In addition, the baron claimed he was “a scientist and had an ‘underground research lab’ in Switzerland,” where he and his family were “developing a small suitcase-sized heating system, with unlimited power.”
D.B. Cooper hijacked the Northwest flight with a briefcase containing what he told the flight crew was an explosive device.
Though the parallels do not prove anything, “they’re interesting coincidences,” Colbert said.
According to Colbert, one man who viewed the History documentary later emailed him, wondering whether the name “Norman de Winter” came from Dick Winters — aka “Normandy Winters” — the World War II hero who parachuted into Normandy, France, during the D-Day invasion. Dick Winters was portrayed in the leading role of the 2001 HBO miniseries, Brand of Brothers, produced by Steven Spielberg and Tom Hanks.
Vietnam veteran Rackstraw attended U.S. Army Airborne School, better known as “Jump School,” in Fort Benning, Georgia. Dick Winters co-founded the program and Rackstraw likely would have known a lot about him, Colbert said.
Gifts from the baron
Shatto still owns a book — a copy of Kahlil Gibran’s “Secrets of the Heart” — that de Winter gave her at a dinner party she attended with her then-husband, Richard Davis.
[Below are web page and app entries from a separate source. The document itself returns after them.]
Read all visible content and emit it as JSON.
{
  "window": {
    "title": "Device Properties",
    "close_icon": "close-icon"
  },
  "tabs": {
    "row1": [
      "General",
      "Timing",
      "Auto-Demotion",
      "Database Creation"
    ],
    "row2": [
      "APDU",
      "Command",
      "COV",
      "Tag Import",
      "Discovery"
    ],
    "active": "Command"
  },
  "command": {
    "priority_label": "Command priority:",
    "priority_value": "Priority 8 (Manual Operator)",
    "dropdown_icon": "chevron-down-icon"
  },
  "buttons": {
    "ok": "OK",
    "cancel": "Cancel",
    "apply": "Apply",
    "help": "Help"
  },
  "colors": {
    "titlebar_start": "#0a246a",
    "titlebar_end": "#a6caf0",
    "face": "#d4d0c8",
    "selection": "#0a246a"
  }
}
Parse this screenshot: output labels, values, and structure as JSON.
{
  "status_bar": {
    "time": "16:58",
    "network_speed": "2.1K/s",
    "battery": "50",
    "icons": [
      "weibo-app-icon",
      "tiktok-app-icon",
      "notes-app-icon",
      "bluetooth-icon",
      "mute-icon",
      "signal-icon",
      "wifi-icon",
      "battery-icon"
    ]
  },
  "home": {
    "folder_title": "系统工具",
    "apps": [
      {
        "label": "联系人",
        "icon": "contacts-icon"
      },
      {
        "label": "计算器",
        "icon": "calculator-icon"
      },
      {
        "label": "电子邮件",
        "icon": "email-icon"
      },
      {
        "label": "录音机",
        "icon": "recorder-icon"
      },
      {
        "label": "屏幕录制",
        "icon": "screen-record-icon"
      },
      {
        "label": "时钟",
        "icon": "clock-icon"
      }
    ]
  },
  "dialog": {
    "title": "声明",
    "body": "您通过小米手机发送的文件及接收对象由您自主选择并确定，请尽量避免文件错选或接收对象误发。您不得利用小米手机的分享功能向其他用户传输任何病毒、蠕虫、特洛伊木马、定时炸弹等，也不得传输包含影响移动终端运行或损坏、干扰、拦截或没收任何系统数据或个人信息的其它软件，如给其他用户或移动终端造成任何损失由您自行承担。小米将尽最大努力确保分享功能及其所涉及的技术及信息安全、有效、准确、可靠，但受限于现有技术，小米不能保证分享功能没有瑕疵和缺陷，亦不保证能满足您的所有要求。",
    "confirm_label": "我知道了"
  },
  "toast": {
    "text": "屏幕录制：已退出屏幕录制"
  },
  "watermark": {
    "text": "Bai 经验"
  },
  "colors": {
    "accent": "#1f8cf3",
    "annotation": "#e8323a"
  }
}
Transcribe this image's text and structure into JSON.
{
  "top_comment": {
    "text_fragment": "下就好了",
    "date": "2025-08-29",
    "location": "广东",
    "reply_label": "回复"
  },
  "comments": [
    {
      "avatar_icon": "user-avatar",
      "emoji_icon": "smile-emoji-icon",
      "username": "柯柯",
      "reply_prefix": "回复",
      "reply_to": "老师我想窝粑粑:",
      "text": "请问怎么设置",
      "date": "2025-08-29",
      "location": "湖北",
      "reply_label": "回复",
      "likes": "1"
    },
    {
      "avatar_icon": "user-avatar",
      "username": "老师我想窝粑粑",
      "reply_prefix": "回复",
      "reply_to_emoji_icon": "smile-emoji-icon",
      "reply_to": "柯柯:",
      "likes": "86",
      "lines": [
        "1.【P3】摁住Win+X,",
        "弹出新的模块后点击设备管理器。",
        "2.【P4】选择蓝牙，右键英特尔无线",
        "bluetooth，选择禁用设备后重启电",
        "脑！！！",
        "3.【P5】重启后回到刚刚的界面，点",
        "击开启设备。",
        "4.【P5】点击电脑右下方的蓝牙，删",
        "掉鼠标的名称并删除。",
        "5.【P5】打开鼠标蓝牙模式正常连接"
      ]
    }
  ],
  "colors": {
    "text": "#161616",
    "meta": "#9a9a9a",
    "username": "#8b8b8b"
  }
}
She also saved two of de Winter’s letters, both sent in December 1971: an apology note (postmarked from Corvallis) calling off the promised getaway in Switzerland, and a Christmas card.
“He was very delightful,” Shatto said. “He was the most intelligent man I’d ever known at that time.”
De Winter — whose wealth, the article points out, never seemed to be liquid — did not try to take or borrow money from her. “I was only given things,” she said, adding that perhaps the fact that she lived in Astoria’s low-income housing kept her from being a mark.
It wasn’t until The Daily Astorian published those 1972 columns that she discovered de Winter was a fraud.
“I think that that man I met who was entitled ‘Norman de Winter’ could have been anything … Why did he choose to be a con and rip people off?” she asked herself. “He was so … I just thought he was so talented and intelligent.”
When asked whether Rackstraw is de Winter, Shatto referred to the suspect’s 1970s TV news interview that was featured in the documentary. “It sure looked like him … I would say, yes, that was him.”
‘Could have been’
A dozen other witnesses in Astoria and Corvallis, some interviewed for the History documentary, acknowledge they also received gifts and letters from the alleged confidence man. And they too noted similarities between old pictures and footage of Rackstraw and the man they knew as de Winter. But no photo of de Winter himself has been unearthed.
Colbert strongly objects to the FBI’s decision to shelve the D.B. Cooper file. He is offended that the agency — which will now only accept non-circumstantial evidence, such as the stolen money or parachute — is discounting eyewitness testimony and the work of his investigators. Colbert noted that twelve members of his forty-member team are retired special agents.
Rackstraw, a former U.S. Army officer, award-winning pilot, explosives expert and experienced paratrooper, has repeatedly denied he is the infamous skyjacker. But, thirty-seven years ago, when an NBC News reporter asked him whether he is Cooper, Rackstraw smirked and said, “I’m afraid of heights,” before adding: “Could have been, could have been. I can’t commit myself on something like that.”